This is a case about title insurance. “We hold that when an undisclosed title defect prevents the known, intended use of the property and causes the borrower to default on the loan, the lender’s diminution-in-value loss should be calculated as of the date the title policy was issued rather than as of the date of foreclosure.”
The bank lent money on some properties and bought lender’s policies of title insurance on them. The borrowers defaulted, allegedly because there turned out to be CC&Rs that prevented them from doing with the property what they had intended. The parties agreed that that triggered the policy but disagreed about how to figure damages. As relevant here, title policies say basically that the damages are the difference between the property’s value with and without the encumbrance or defect. The question was, as of what time do you figure that – the time of the foreclosure or the time of the issuance of the policy? The market had fallen substantially in the mean time so the bank argued for time-of-issuance and the bank for time-of-foreclosure. On cross-motions for summary judgment the trial court ruled for the insurer; the Court of Appeals reversed; the Supreme Court vacates that opinion but finds for the bank.
The court first finds that the policy language is ambiguous about the timing. This was the easy way to go since both parties argued that the language unambiguously favored them.
At this point one could normally turn to the objective intent of the parties as shown by their actions and the circumstances of the transaction. The majority opinion skips that. Why? Apparently because it is thinking only of subjective intent; intent is therefore not a factor here because there was no parole evidence (the majority refers specifically to a parole-evidence case) of “the sole relevant issue here”: how the parties intended section 7(a)(iii) of the contract to operate. That approach would of course pretty much write “intent” out of the law of contracts.
The majority decides instead to interpret the policy based on “pertinent legislative goals” and “pertinent social policies.” Which means what such phrases normally mean – that the remainder of the opinion will be largely a law-free zone, an “opinion” in the non-legal sense.
As to “pertinent legislative goals,” the majority says there are none. It does point out, though, that under the statutes title polices don’t guarantee anything about title.
So the interpretation is based entirely on the majority’s ideas about “pertinent social policies.” Why? Well, a cynic would suggest that the majority wants to do the same thing the Court of Appeals did, and for the same basic reason, but needs a different excuse. The Court of Appeals ruled that the insurer breached the contract at its inception by failing to disclose the CC&Rs. Since that’s a basic misunderstanding of title insurance – the insurer has no duty to do any such thing – a court that wants to keep the insurer on the hook for that must characterize it as other than a breach of duty.
The insurer, the court tells us, is in a better position to avoid the risk by carrying out more thorough title searches. The majority suggests that banks evaluate their risk only as of the time they make the loan; apparently they’ve never worked with or for banks or their actuaries. In any event, why a bank can’t equally well buy its own title search or an abstract of title (which does guarantee title) is unexplained. The “better position” idea might make sense with an owner’s policy (bought by the property owner) rather than a lender’s – but then the court would have to explain why the same contract means different things depending on who buys it.
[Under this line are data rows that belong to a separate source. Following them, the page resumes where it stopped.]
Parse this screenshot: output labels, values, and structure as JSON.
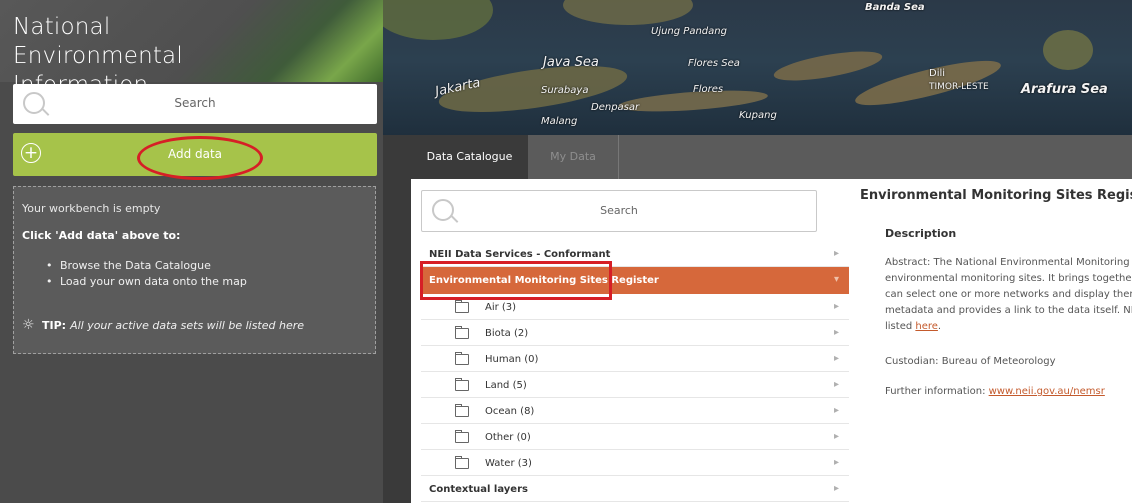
{
  "app": {
    "title_line1": "National Environmental",
    "title_line2": "Information Infrastructure"
  },
  "sidebar": {
    "search_placeholder": "Search",
    "add_data_label": "Add data",
    "workbench": {
      "empty_text": "Your workbench is empty",
      "click_text": "Click 'Add data' above to:",
      "bullets": [
        "Browse the Data Catalogue",
        "Load your own data onto the map"
      ],
      "tip_label": "TIP:",
      "tip_text": "All your active data sets will be listed here"
    }
  },
  "map": {
    "labels": {
      "banda_sea": "Banda Sea",
      "flores_sea": "Flores Sea",
      "flores": "Flores",
      "ujung_pandang": "Ujung Pandang",
      "jakarta": "Jakarta",
      "java_sea": "Java Sea",
      "surabaya": "Surabaya",
      "denpasar": "Denpasar",
      "malang": "Malang",
      "kupang": "Kupang",
      "dili": "Dili",
      "timor_leste": "TIMOR-LESTE",
      "arafura_sea": "Arafura Sea"
    }
  },
  "catalogue": {
    "tabs": [
      {
        "label": "Data Catalogue",
        "active": true
      },
      {
        "label": "My Data",
        "active": false
      }
    ],
    "search_placeholder": "Search",
    "items": [
      {
        "label": "NEII Data Services - Conformant",
        "level": 0
      },
      {
        "label": "Environmental Monitoring Sites Register",
        "level": 0,
        "selected": true
      },
      {
        "label": "Air (3)",
        "level": 1
      },
      {
        "label": "Biota (2)",
        "level": 1
      },
      {
        "label": "Human (0)",
        "level": 1
      },
      {
        "label": "Land (5)",
        "level": 1
      },
      {
        "label": "Ocean (8)",
        "level": 1
      },
      {
        "label": "Other (0)",
        "level": 1
      },
      {
        "label": "Water (3)",
        "level": 1
      },
      {
        "label": "Contextual layers",
        "level": 0
      }
    ],
    "details": {
      "title": "Environmental Monitoring Sites Register",
      "description_heading": "Description",
      "abstract_line1": "Abstract: The National Environmental Monitoring Si",
      "abstract_line2": "environmental monitoring sites. It brings together a",
      "abstract_line3": "can select one or more networks and display them",
      "abstract_line4": "metadata and provides a link to the data itself. NEM",
      "abstract_line5_prefix": "listed ",
      "abstract_link": "here",
      "abstract_line5_suffix": ".",
      "custodian": "Custodian: Bureau of Meteorology",
      "further_prefix": "Further information: ",
      "further_link": "www.neii.gov.au/nemsr"
    }
  },
  "colors": {
    "add_data_green": "#a6c34a",
    "selected_orange": "#d6683b",
    "annotation_red": "#d61f26",
    "sidebar_bg": "#4b4b4b"
  }
}
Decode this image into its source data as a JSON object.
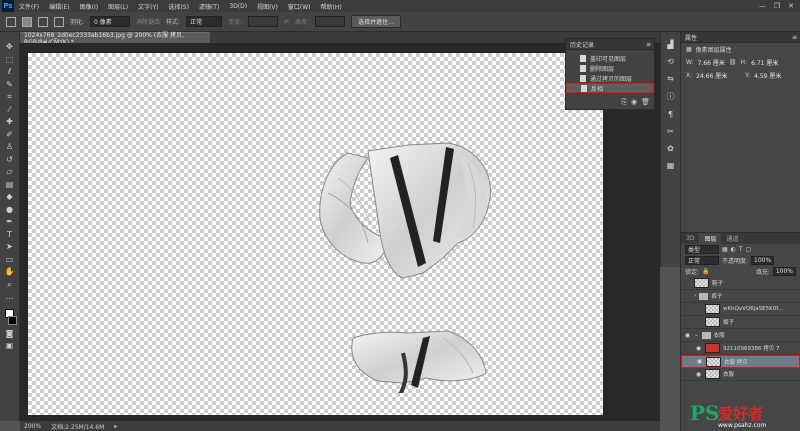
{
  "menubar": {
    "logo": "Ps",
    "items": [
      "文件(F)",
      "编辑(E)",
      "图像(I)",
      "图层(L)",
      "文字(Y)",
      "选择(S)",
      "滤镜(T)",
      "3D(D)",
      "视图(V)",
      "窗口(W)",
      "帮助(H)"
    ],
    "controls": [
      "—",
      "❐",
      "✕"
    ]
  },
  "options": {
    "feather_label": "羽化:",
    "feather_value": "0 像素",
    "antialias_label": "消除锯齿",
    "style_label": "样式:",
    "style_value": "正常",
    "width_label": "宽度:",
    "height_label": "高度:",
    "select_mask_button": "选择并遮住..."
  },
  "document": {
    "tab_title": "1024x768_2d0ec2333ab16b3.jpg @ 200% (衣服 拷贝, RGB/8#/CMYK) *",
    "zoom": "200%",
    "doc_size": "文档:2.25M/14.6M"
  },
  "history": {
    "title": "历史记录",
    "items": [
      {
        "label": "盖印可见图层",
        "active": false
      },
      {
        "label": "删除图层",
        "active": false
      },
      {
        "label": "通过拷贝的图层",
        "active": false
      },
      {
        "label": "反相",
        "active": true
      }
    ]
  },
  "properties": {
    "title": "属性",
    "subtitle": "像素图层属性",
    "w_label": "W:",
    "w_value": "7.66 厘米",
    "h_label": "H:",
    "h_value": "6.71 厘米",
    "x_label": "X:",
    "x_value": "24.66 厘米",
    "y_label": "Y:",
    "y_value": "4.59 厘米"
  },
  "layers": {
    "tabs": [
      "3D",
      "图层",
      "通道"
    ],
    "active_tab": "图层",
    "kind_filter": "类型",
    "blend_mode": "正常",
    "opacity_label": "不透明度:",
    "opacity_value": "100%",
    "lock_label": "锁定:",
    "fill_label": "填充:",
    "fill_value": "100%",
    "rows": [
      {
        "name": "鞋子",
        "type": "layer",
        "visible": false,
        "selected": false
      },
      {
        "name": "裤子",
        "type": "group",
        "visible": false,
        "selected": false
      },
      {
        "name": "wKhQvVQ6jaSE5K0f...",
        "type": "layer",
        "visible": false,
        "selected": false
      },
      {
        "name": "裤子",
        "type": "layer",
        "visible": false,
        "selected": false
      },
      {
        "name": "衣服",
        "type": "group",
        "visible": true,
        "selected": false
      },
      {
        "name": "92110969386 拷贝 7",
        "type": "layer",
        "visible": true,
        "selected": false
      },
      {
        "name": "衣服 拷贝",
        "type": "layer",
        "visible": true,
        "selected": true
      },
      {
        "name": "衣服",
        "type": "layer",
        "visible": true,
        "selected": false
      }
    ]
  },
  "watermark": {
    "logo": "PS",
    "name": "爱好者",
    "url": "www.psahz.com"
  },
  "colors": {
    "highlight_red": "#e01515",
    "canvas_checker": "#cccccc"
  }
}
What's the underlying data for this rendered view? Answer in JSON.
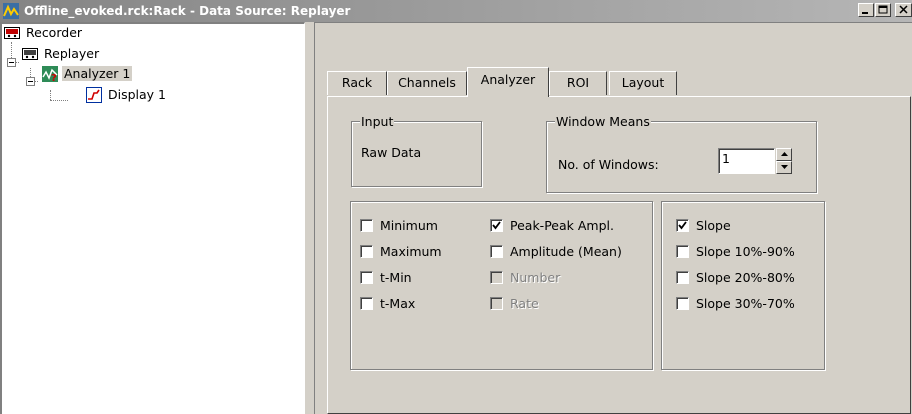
{
  "window": {
    "title": "Offline_evoked.rck:Rack - Data Source: Replayer",
    "buttons": [
      "minimize",
      "maximize",
      "close"
    ]
  },
  "tree": {
    "items": [
      {
        "label": "Recorder",
        "icon": "recorder-icon"
      },
      {
        "label": "Replayer",
        "icon": "replayer-icon"
      },
      {
        "label": "Analyzer 1",
        "icon": "analyzer-icon",
        "selected": true
      },
      {
        "label": "Display 1",
        "icon": "display-icon"
      }
    ]
  },
  "tabs": [
    {
      "label": "Rack"
    },
    {
      "label": "Channels"
    },
    {
      "label": "Analyzer",
      "active": true
    },
    {
      "label": "ROI"
    },
    {
      "label": "Layout"
    }
  ],
  "input_group": {
    "legend": "Input",
    "value": "Raw Data"
  },
  "window_means": {
    "legend": "Window Means",
    "label": "No. of Windows:",
    "value": "1"
  },
  "checks_left": [
    {
      "label": "Minimum",
      "checked": false,
      "disabled": false
    },
    {
      "label": "Maximum",
      "checked": false,
      "disabled": false
    },
    {
      "label": "t-Min",
      "checked": false,
      "disabled": false
    },
    {
      "label": "t-Max",
      "checked": false,
      "disabled": false
    }
  ],
  "checks_middle": [
    {
      "label": "Peak-Peak Ampl.",
      "checked": true,
      "disabled": false
    },
    {
      "label": "Amplitude (Mean)",
      "checked": false,
      "disabled": false
    },
    {
      "label": "Number",
      "checked": false,
      "disabled": true
    },
    {
      "label": "Rate",
      "checked": false,
      "disabled": true
    }
  ],
  "checks_right": [
    {
      "label": "Slope",
      "checked": true,
      "disabled": false
    },
    {
      "label": "Slope 10%-90%",
      "checked": false,
      "disabled": false
    },
    {
      "label": "Slope 20%-80%",
      "checked": false,
      "disabled": false
    },
    {
      "label": "Slope 30%-70%",
      "checked": false,
      "disabled": false
    }
  ],
  "colors": {
    "face": "#d4d0c8",
    "titlebar_start": "#848484",
    "titlebar_end": "#b6b6b6"
  }
}
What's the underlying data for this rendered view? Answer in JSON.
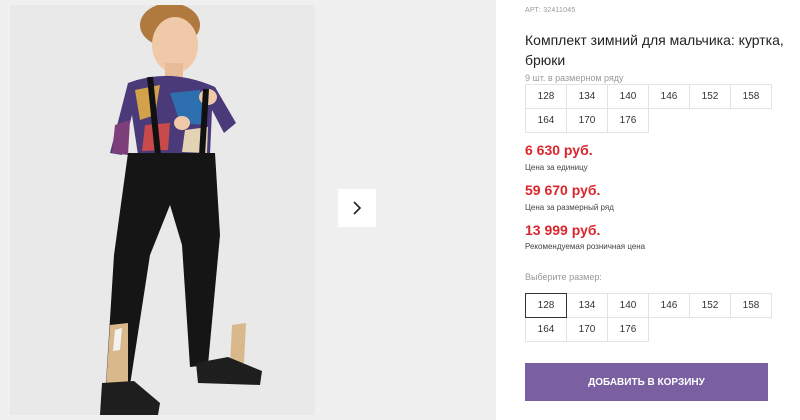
{
  "gallery": {
    "photo_alt": "",
    "next_icon": "chevron-right-icon"
  },
  "product": {
    "sku": "АРТ: 32411045",
    "title": "Комплект зимний для мальчика: куртка, брюки",
    "row_caption": "9 шт. в размерном ряду",
    "row_sizes": [
      "128",
      "134",
      "140",
      "146",
      "152",
      "158",
      "164",
      "170",
      "176"
    ],
    "prices": [
      {
        "value": "6 630 руб.",
        "note": "Цена за единицу"
      },
      {
        "value": "59 670 руб.",
        "note": "Цена за размерный ряд"
      },
      {
        "value": "13 999 руб.",
        "note": "Рекомендуемая розничная цена"
      }
    ],
    "select_caption": "Выберите размер:",
    "select_sizes": [
      "128",
      "134",
      "140",
      "146",
      "152",
      "158",
      "164",
      "170",
      "176"
    ],
    "selected_size": "128",
    "cart_button": "Добавить в корзину"
  },
  "colors": {
    "price": "#d9262c",
    "button": "#7a5fa1"
  }
}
Because the policy premium is based on the amount originally insured, figuring damages as of the date of foreclosure would allow the insurer to “profit from a depreciating market.” Unfortunately, the majority does not explain how much profit can be had before it changes the meaning of a contract nor how adventitious subsequent events change meanings established, as a matter of law, before their occurrence. But remember: the whole point is that this is “social policy,” not law.
The majority says that using the foreclosure date would “unfairly allow the title company to avoid the insured’s actual . . . damages.” Courts should take “a case-by-case approach to value the insured’s loss“ so that it can determine “the insured’s actual loss under the particular circumstances.” That makes sense in tort law; in contract law its called “social policy.”
But in a few places the majority gives the game away. “In determining damages caused by First American’s incomplete title search . . . social policy does not preclude [measuring the loss as of] the date the policies were issued.” “Damages” in the law are things caused by breaches of duty. The court also repeatedly speaks of “undisclosed” title defects, which clearly suggests that the title company had a duty not only to disclose them but to discover them in the first place. In other words, just as in the Court of Appeals, the title company is to be held responsible for not finding the CC&Rs. That’s not its duty – but its “social policy.”
For reasons unclear the record did not establish that the default and foreclosure resulted from the CC&Rs so the majority remands for further proceedings on that.
The dissent reflects a more traditional – that cynic mentioned above might say more coherent – view of title insurance. That seems to be its main purpose: to explain the duties of a title insurer. It points out that the majority is clearly blaming the insurer for not doing something it had no obligation to do. The majority’s lengthy response to the dissent is shrill, defensive, and at times rather unseemly; and it ends up underscoring the dissent’s points.
The majority indicates that title companies can change their contracts to avoid this result. That’s what they’ll need to do now that the measure of damages under their contracts is “social policy.”